▶ What needs to be done: Where does the word "JSON" show up in the data? Please find each such line and copy it.

(Records from a collection)

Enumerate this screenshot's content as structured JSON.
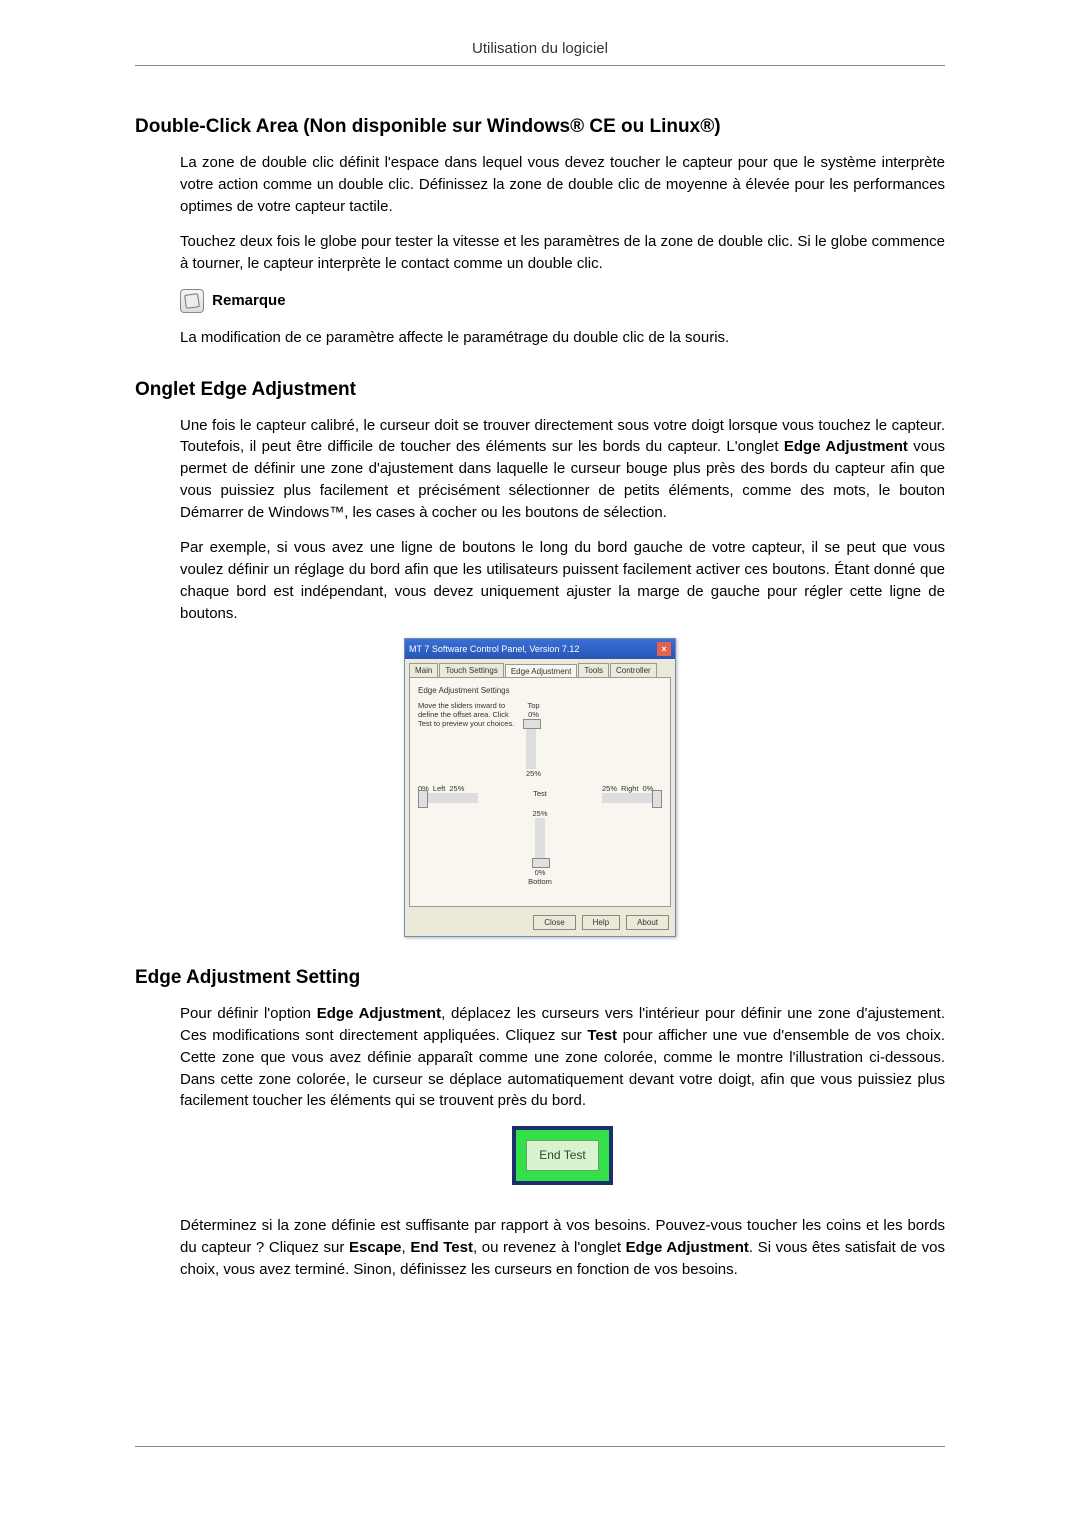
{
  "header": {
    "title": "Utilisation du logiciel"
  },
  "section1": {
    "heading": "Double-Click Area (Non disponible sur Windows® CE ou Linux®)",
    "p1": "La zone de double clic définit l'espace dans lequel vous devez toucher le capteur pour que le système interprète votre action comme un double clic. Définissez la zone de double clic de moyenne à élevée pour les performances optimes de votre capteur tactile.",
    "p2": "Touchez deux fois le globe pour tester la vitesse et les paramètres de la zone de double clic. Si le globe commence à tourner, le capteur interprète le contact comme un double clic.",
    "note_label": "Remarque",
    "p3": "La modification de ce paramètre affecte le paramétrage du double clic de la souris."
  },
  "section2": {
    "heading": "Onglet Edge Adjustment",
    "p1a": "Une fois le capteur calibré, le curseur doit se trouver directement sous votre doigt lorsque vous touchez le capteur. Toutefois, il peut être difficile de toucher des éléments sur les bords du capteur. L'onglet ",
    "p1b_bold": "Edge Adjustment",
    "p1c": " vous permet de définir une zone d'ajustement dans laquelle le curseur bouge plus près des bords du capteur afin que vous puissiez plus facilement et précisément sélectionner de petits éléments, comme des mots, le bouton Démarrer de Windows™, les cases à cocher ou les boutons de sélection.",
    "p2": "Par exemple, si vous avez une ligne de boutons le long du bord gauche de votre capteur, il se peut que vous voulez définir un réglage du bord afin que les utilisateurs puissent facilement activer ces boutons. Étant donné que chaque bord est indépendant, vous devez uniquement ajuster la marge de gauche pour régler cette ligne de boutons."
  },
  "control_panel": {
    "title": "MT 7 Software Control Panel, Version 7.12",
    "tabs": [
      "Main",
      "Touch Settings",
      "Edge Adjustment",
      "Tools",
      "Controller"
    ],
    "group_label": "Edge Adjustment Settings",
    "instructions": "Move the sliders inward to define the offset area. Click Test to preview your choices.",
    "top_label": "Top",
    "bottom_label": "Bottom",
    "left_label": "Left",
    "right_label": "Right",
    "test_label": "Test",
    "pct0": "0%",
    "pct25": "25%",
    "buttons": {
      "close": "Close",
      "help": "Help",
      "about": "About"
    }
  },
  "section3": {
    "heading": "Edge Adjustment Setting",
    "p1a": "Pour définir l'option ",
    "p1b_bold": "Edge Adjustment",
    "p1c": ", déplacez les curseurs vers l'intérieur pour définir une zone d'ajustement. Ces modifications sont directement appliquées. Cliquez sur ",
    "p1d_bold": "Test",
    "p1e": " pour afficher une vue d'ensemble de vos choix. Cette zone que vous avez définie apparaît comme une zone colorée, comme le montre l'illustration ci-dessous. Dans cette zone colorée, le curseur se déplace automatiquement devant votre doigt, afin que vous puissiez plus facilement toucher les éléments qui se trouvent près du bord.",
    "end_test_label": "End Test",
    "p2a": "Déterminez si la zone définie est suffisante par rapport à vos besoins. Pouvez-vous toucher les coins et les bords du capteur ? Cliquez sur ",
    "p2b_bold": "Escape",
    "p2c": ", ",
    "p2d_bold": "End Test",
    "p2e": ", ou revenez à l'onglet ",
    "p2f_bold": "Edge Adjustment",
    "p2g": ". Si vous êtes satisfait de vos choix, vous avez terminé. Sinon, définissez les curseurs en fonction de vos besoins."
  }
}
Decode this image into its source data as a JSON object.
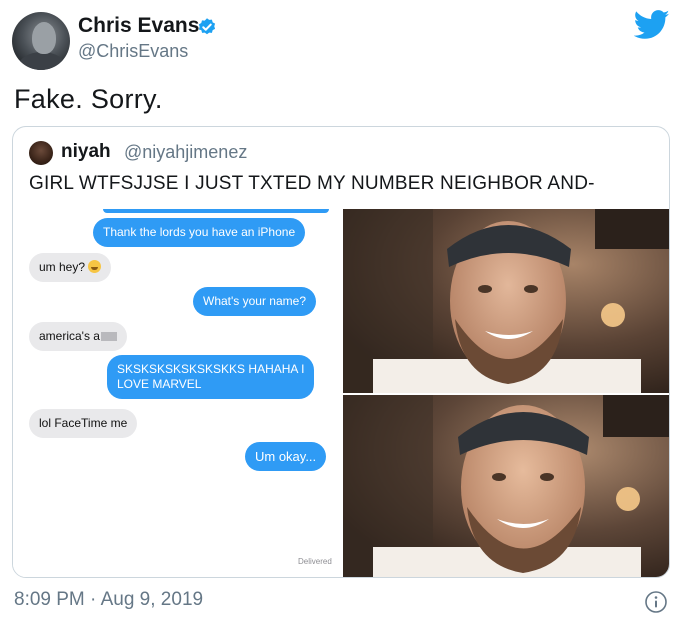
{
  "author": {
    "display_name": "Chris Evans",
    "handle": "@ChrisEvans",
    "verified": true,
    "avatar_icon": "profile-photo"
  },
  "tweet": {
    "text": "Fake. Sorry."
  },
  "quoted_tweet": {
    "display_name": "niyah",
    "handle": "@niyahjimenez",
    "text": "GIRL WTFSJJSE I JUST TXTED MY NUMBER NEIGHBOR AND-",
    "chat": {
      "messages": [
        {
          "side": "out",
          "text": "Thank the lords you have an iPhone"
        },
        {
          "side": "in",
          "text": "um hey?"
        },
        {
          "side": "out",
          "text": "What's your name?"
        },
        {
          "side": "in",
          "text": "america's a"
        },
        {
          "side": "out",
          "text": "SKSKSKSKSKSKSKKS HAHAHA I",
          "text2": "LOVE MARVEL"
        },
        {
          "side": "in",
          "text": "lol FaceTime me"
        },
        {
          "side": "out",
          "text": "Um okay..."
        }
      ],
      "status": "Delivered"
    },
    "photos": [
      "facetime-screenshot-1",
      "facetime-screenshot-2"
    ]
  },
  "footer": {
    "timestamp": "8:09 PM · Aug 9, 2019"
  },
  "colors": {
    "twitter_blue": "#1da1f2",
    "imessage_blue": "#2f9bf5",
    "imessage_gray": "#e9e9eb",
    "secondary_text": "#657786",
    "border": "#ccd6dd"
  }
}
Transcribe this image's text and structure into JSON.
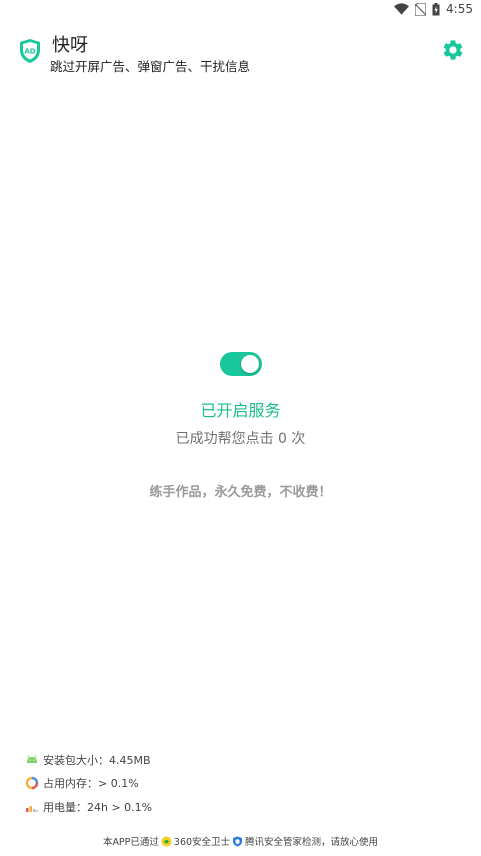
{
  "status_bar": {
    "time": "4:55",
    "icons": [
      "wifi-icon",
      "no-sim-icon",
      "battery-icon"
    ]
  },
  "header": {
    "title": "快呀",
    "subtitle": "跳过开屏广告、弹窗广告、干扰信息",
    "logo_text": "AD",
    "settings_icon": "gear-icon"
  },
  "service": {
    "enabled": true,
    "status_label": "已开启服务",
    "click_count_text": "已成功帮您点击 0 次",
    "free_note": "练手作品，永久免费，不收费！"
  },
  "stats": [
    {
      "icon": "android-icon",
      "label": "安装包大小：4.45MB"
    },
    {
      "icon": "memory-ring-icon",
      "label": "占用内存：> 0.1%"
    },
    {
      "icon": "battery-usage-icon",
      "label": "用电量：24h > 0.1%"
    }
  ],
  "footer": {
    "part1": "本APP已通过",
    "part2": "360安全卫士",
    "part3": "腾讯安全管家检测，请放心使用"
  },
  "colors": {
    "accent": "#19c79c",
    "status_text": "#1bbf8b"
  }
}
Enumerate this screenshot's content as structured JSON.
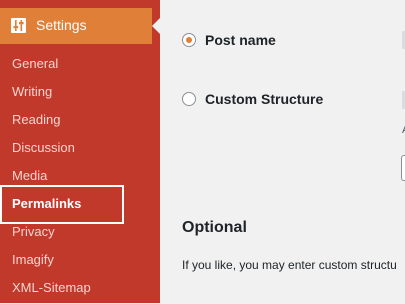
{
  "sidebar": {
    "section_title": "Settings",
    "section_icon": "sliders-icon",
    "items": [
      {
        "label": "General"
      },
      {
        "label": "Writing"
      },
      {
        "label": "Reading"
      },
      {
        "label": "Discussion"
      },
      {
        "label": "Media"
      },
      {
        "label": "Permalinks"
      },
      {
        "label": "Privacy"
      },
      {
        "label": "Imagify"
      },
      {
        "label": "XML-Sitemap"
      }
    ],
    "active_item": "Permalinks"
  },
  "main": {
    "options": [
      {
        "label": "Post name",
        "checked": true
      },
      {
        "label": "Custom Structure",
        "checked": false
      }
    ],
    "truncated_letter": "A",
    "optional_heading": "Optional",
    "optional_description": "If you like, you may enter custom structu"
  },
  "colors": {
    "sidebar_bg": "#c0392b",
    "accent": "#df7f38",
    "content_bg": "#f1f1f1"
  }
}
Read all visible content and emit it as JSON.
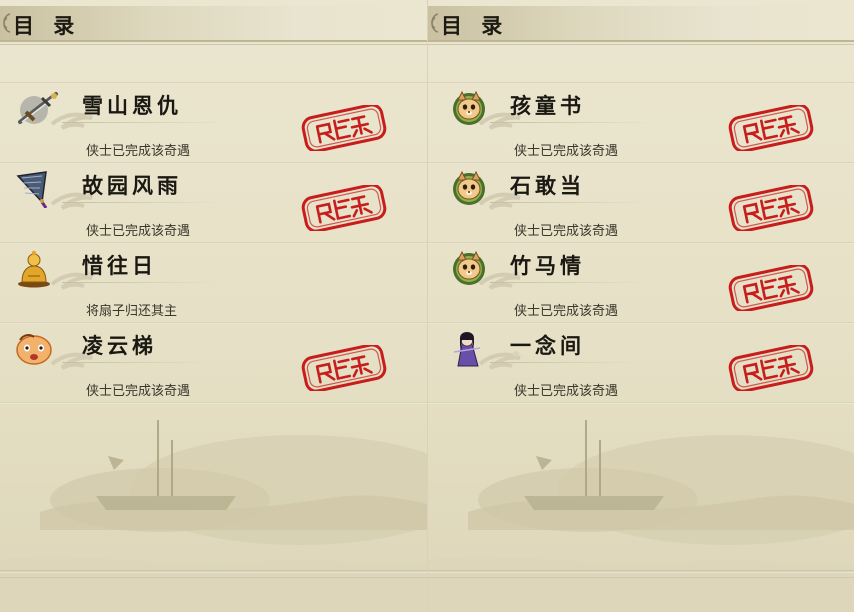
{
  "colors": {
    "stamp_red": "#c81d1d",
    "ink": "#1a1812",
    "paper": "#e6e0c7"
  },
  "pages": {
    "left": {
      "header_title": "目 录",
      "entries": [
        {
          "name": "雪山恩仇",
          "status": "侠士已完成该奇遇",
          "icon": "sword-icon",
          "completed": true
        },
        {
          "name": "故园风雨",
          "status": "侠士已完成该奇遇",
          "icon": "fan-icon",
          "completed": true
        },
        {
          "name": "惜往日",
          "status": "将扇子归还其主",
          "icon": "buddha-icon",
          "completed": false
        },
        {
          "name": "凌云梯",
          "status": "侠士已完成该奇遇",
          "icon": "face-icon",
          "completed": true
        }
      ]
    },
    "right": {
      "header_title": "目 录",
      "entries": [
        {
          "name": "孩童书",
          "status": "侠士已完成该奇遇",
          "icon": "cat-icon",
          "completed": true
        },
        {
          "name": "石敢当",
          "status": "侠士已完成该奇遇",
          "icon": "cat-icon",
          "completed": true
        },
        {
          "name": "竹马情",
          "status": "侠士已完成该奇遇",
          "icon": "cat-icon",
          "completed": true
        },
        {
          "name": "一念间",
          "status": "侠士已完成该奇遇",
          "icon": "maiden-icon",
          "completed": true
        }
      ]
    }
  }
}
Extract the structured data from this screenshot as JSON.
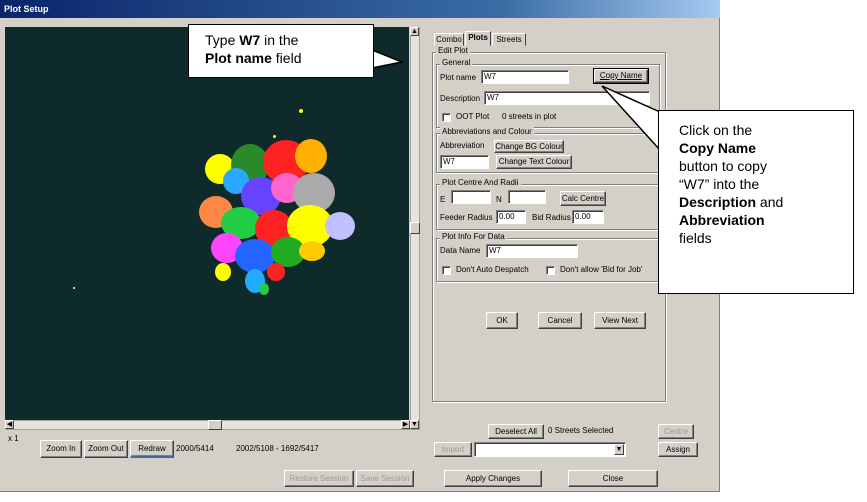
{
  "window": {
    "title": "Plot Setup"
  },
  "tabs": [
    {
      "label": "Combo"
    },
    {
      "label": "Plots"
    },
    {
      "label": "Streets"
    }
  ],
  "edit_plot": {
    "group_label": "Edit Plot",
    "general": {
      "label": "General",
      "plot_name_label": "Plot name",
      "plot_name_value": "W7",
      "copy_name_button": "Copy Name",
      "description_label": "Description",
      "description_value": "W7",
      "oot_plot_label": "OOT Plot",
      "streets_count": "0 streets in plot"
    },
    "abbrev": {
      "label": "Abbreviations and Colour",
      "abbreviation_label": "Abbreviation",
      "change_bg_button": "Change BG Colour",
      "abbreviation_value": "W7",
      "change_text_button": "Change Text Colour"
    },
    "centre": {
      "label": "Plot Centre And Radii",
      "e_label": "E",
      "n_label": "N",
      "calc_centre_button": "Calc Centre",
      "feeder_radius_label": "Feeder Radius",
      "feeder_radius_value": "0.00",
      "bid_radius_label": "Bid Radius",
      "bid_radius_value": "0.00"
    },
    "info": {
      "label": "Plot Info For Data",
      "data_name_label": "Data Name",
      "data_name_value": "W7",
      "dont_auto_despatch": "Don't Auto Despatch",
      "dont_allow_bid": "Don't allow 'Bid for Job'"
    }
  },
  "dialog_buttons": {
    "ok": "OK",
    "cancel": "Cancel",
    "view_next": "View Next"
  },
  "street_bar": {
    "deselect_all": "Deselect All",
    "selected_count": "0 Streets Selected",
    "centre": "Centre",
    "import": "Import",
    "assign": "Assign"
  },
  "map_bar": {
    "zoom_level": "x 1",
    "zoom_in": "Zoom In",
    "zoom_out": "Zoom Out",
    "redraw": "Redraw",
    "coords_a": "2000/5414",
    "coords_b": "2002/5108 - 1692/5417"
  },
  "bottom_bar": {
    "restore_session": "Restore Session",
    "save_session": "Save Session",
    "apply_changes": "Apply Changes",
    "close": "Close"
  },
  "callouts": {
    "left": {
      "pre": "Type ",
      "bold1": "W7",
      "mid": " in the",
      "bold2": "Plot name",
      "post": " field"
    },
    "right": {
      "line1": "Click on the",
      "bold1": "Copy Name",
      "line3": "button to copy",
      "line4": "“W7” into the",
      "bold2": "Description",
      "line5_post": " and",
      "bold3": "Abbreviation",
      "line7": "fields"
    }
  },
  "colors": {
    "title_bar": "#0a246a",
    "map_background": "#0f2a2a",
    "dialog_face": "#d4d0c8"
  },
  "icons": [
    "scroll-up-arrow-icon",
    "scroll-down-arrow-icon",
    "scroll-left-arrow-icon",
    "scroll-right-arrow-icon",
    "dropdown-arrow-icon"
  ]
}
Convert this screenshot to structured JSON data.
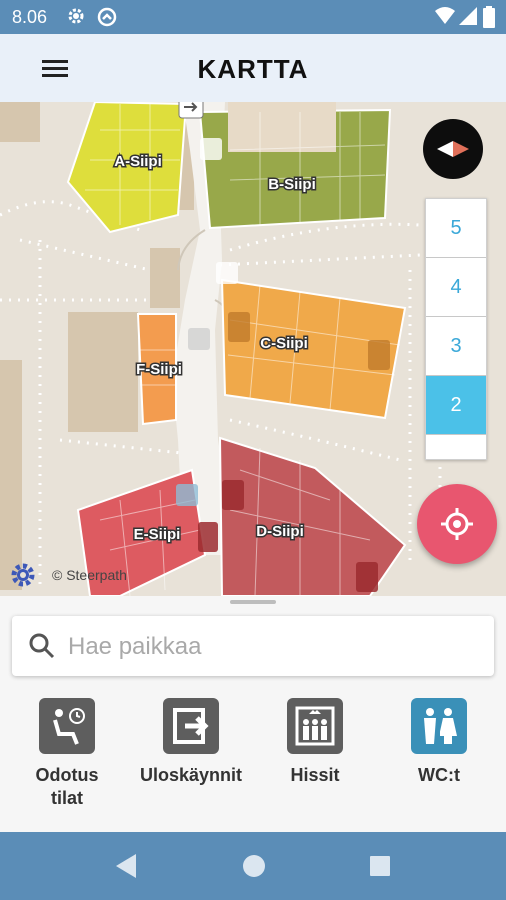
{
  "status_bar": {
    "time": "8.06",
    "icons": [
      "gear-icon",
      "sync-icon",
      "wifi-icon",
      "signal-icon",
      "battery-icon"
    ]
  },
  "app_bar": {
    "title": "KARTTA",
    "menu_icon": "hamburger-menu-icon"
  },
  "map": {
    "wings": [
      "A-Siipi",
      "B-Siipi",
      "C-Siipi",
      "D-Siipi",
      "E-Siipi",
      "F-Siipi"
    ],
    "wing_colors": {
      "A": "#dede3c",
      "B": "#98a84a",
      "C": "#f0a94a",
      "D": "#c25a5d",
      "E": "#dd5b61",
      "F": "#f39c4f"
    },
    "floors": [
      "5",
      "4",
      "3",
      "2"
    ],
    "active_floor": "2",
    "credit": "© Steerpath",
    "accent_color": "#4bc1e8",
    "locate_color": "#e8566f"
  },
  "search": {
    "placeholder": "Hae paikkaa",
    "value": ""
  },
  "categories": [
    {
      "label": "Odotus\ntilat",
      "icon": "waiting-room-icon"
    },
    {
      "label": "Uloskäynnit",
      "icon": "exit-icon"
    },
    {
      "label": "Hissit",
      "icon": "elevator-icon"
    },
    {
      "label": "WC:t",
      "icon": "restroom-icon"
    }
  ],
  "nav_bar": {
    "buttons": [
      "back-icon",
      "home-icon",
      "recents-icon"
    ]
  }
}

▶ Reply:
Enumerate this screenshot's content as structured JSON.
Decode this image into its source data as a JSON object.
Transcribe this image's text and structure into JSON.
Enumerate this screenshot's content as structured JSON.
Read all visible content and emit it as JSON.
Extract the structured data from this screenshot as JSON.
Convert this screenshot to structured JSON data.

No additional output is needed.